Part of the galactic plane passes through the tail, and thus Serpens Cauda is rich in deep-sky objects within our own galaxy. The Eagle Nebula and its associated star cluster, Messier 16 lie 7,000 light-years from Earth in the direction of the galactic centre. The nebula measures 70 light-years by 50 light-years and contains the Pillars of Creation, three dust clouds that became famous for the image taken by the Hubble Space Telescope. The stars being born in the Eagle Nebula added to those with an approximate age of 5 million years have an average temperature of 45,000 kelvins and produce prodigious amounts of radiation that will eventually destroy the dust pillars. Despite its fame, the Eagle Nebula is fairly dim, with an integrated magnitude of approximately 6.0. The star-forming regions in the nebula are often evaporating gaseous globules; unlike Bok globules, they only hold one protostar. Within the Serpens OB2 HII region is the open cluster NGC 6604, which is the same age as the surrounding OB association, and the cluster is now thought to simply be the densest part of it. IC 4756, containing at least one naked-eye star, HD 17236. Positioned approximately 440 parsecs distant, the cluster is estimated to be around 800 million years old, quite old for an open cluster. MWC 922 is a star surrounded by a planetary nebula. Dubbed the Red Square Nebula due to its similarities to the Red Rectangle Nebula, the planetary nebula appears to be a nearly perfect square with a dark band around the equatorial regions. MWC 922 itself is an FS Canis Majoris variable; meaning that it is a Be star containing exceptionally bright hydrogen emission lines as well as select forbidden lines, likely due to the presence of a close binary. East of Xi Serpentis is another planetary nebula, Abell 41, containing the binary star MT Serpentis at its centre.
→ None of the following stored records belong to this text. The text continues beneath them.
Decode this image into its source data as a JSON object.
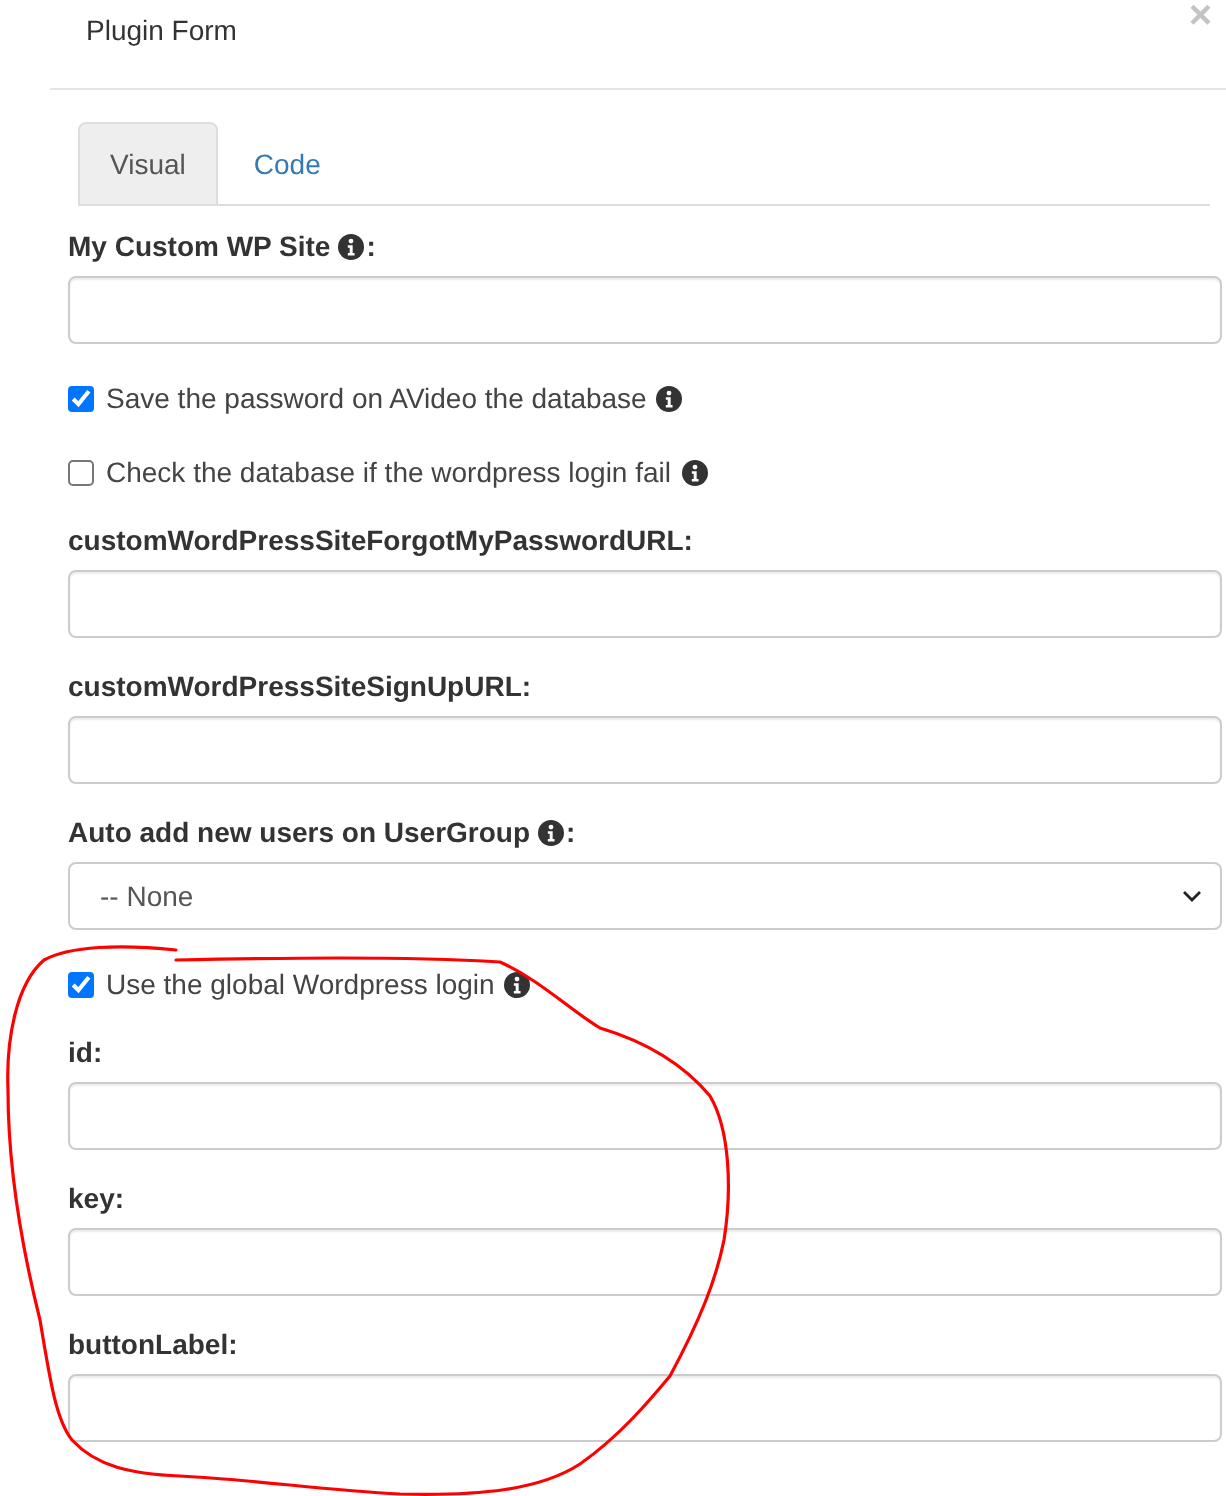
{
  "dialog": {
    "title": "Plugin Form",
    "close": "×"
  },
  "tabs": [
    {
      "label": "Visual",
      "selected": true
    },
    {
      "label": "Code",
      "selected": false
    }
  ],
  "fields": [
    {
      "kind": "text",
      "label": "My Custom WP Site",
      "info": true,
      "label_end": ":"
    },
    {
      "kind": "checkbox",
      "label": "Save the password on AVideo the database",
      "checked": true,
      "info": true
    },
    {
      "kind": "checkbox",
      "label": "Check the database if the wordpress login fail",
      "checked": false,
      "info": true
    },
    {
      "kind": "text",
      "label": "customWordPressSiteForgotMyPasswordURL:",
      "info": false
    },
    {
      "kind": "text",
      "label": "customWordPressSiteSignUpURL:",
      "info": false
    },
    {
      "kind": "select",
      "label": "Auto add new users on UserGroup",
      "info": true,
      "label_end": ":",
      "value": "-- None"
    },
    {
      "kind": "checkbox",
      "label": "Use the global Wordpress login",
      "checked": true,
      "info": true
    },
    {
      "kind": "text",
      "label": "id:",
      "info": false
    },
    {
      "kind": "text",
      "label": "key:",
      "info": false
    },
    {
      "kind": "text",
      "label": "buttonLabel:",
      "info": false
    }
  ],
  "annotation": {
    "kind": "freehand-circle"
  }
}
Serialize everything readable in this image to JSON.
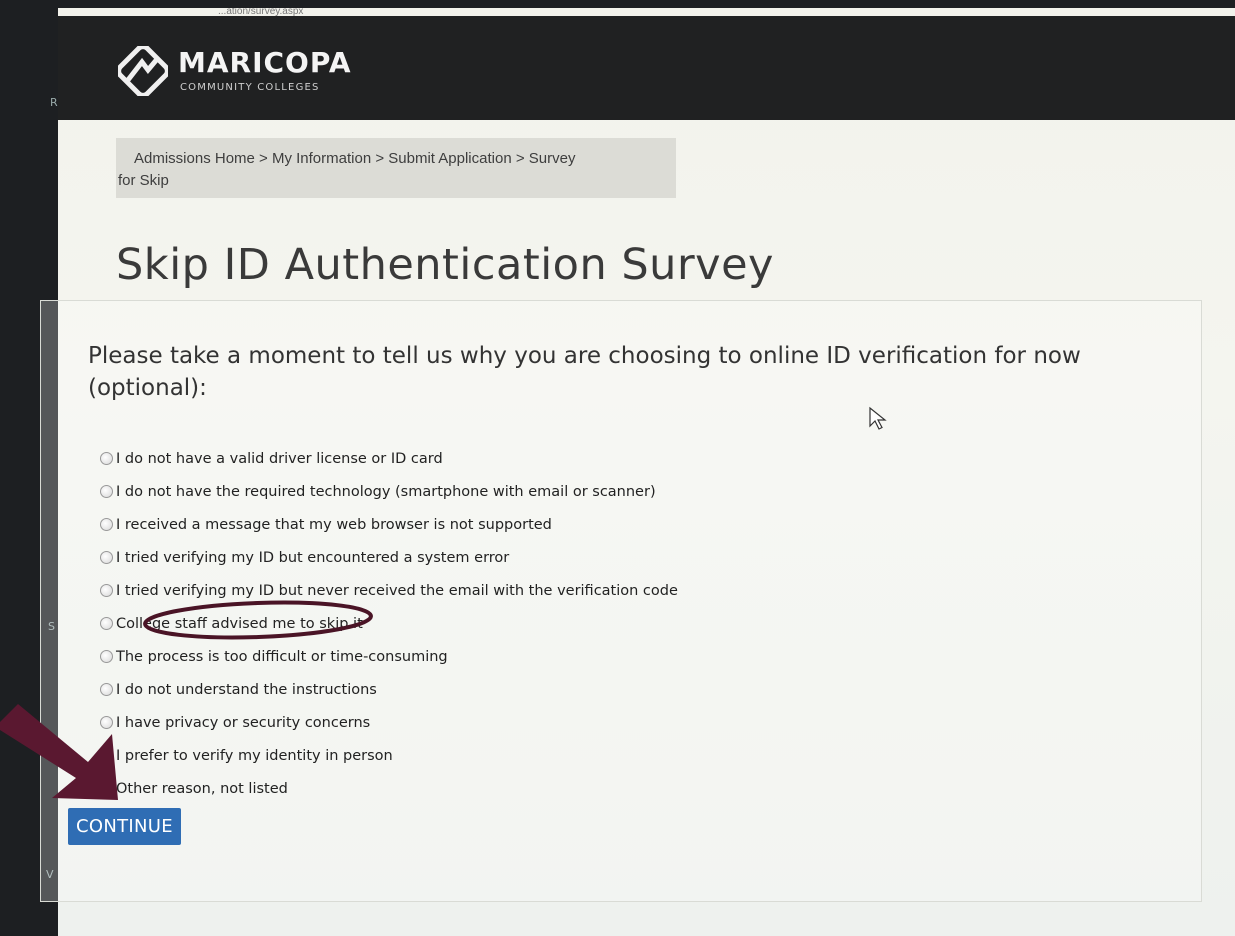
{
  "browser": {
    "url_fragment": "...ation/survey.aspx"
  },
  "header": {
    "brand_name": "MARICOPA",
    "brand_sub": "COMMUNITY COLLEGES",
    "logo_icon": "maricopa-logo-icon"
  },
  "breadcrumb": {
    "line1": "Admissions Home > My Information > Submit Application > Survey",
    "line2": "for Skip"
  },
  "page": {
    "title": "Skip ID Authentication Survey",
    "prompt": "Please take a moment to tell us why you are choosing to online ID verification for now (optional):"
  },
  "survey": {
    "options": [
      "I do not have a valid driver license or ID card",
      "I do not have the required technology (smartphone with email or scanner)",
      "I received a message that my web browser is not supported",
      "I tried verifying my ID but encountered a system error",
      "I tried verifying my ID but never received the email with the verification code",
      "College staff advised me to skip it",
      "The process is too difficult or time-consuming",
      "I do not understand the instructions",
      "I have privacy or security concerns",
      "I prefer to verify my identity in person",
      "Other reason, not listed"
    ],
    "continue_label": "CONTINUE"
  },
  "edge_chars": {
    "a": "R",
    "b": "S",
    "c": "V"
  },
  "colors": {
    "header_bg": "#202122",
    "button_bg": "#2f6db4",
    "annotation": "#5a1830"
  }
}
The nebula appears to have a bipolar structure, and the axis of symmetry of the nebula has been found to be within 5° of the line perpendicular to the orbital plane of the stars, strengthening the link between binary stars and bipolar planetary nebulae.n The Serpens cloud is a massive star-forming molecular cloud situated in the southern part of Serpens Cauda. Only two million years old and 420 parsecs distant, the cloud is known to contain many protostars such as Serpens FIRS 1 and Serpens SVS 20. The Serpens South protocluster was uncovered by NASA’s Spitzer Space Telescope in the southern portion of the cloud, and it appears that star formation is still continuing in the region. Another site of star formation is the Westerhout 40 complex, consisting of a prominent HII region adjacent to a molecular cloud. Located around 500 parsecs distant, it is one of the nearest massive regions of star formation, but as the molecular cloud obscures the HII region, rendering it and its embedded cluster tough to see visibly, it is not as well-studied as others.[ The embedded cluster likely contains over 600 stars above 0.1 solar masses, with several massive stars, including at least one O-type star, is responsible for lighting the HII region and the production of a bubble.
There are two daytime meteor showers that radiate from Serpens, the Omega Serpentids and the Sigma Serpentids. Both showers peak between December 18 and December 25. Credit: Wikipedia.